A Model of Clay Swelling and Tactoid Formation

W. B. Kleijn and J. D. Oster
U.S. Salinity Laboratory, United States Department of Agriculture Agricultural Research Service, Riverside, California 92501, and Department of Soil and Environmental Sciences, Riverside, California 92521

Abstract: An electrostatic model for the stability of clay tactoids (stacks of parallel clay platelets at ∼10 Å separation) in an aqueous solution has been developed. The counter ions located in the interstitial water layers are assumed to be in equilibrium with the bulk solution. Generally, the counter-ion charge density is slightly different in magnitude from the platelet charge density. Approximating the discrete charges by homogeneously charged planes, a one-dimensional potential distribution can be calculated. From this the Gibbs energy of electrostatic interaction (using single platelets as a reference) can be computed. The model predicts that clay minerals with high (vermiculite, mica) and low (pyrophyllite, talc) degrees of cationic substitution form stable tactoids. For smectites, charge density, electrolyte concentration, and counterion species determine the swelling characteristics. At a particular charge density, lower valences of the counter ions and lower electrolyte concentrations lead to increased swelling. If tactoids are formed, the number of platelets is governed by a dynamic equilibrium between electrostatic forces, van der Waals forces, and external forces, such as shear forces due to hydrodynamic flow.

Key Words: Electrostatic forces • Mica • Pyrophyllite • Tactoid • Talc • Swelling • Vermiculite

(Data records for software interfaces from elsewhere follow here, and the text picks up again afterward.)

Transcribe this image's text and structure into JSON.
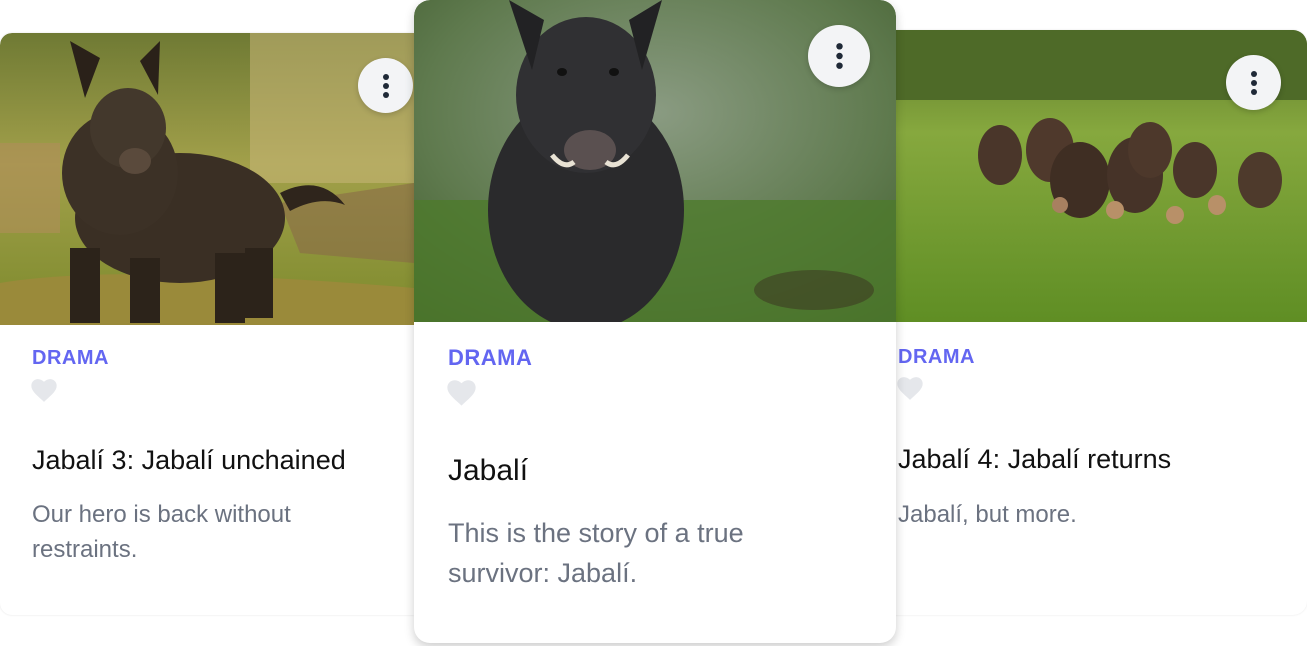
{
  "cards": [
    {
      "genre": "DRAMA",
      "title": "Jabalí 3: Jabalí unchained",
      "description": "Our hero is back without restraints.",
      "image_subject": "single wild boar standing on grassy ground",
      "favorited": false,
      "menu_icon": "vertical-dots-icon"
    },
    {
      "genre": "DRAMA",
      "title": "Jabalí",
      "description": "This is the story of a true survivor: Jabalí.",
      "image_subject": "dark wild boar facing the camera in green grass",
      "favorited": false,
      "menu_icon": "vertical-dots-icon"
    },
    {
      "genre": "DRAMA",
      "title": "Jabalí 4: Jabalí returns",
      "description": "Jabalí, but more.",
      "image_subject": "herd of wild boars with piglets running across a meadow",
      "favorited": false,
      "menu_icon": "vertical-dots-icon"
    }
  ],
  "colors": {
    "genre_accent": "#6366f1",
    "heart_inactive": "#e5e7eb",
    "description_text": "#6b7280",
    "menu_button_bg": "#f3f4f6"
  }
}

Clays and Clay Minerals; October 1982 v. 30; no. 5; p. 383-390; DOI: 10.1346/CCMN.1982.0300509
© 1982, The Clay Minerals Society
Clay Minerals Society (www.clays.org)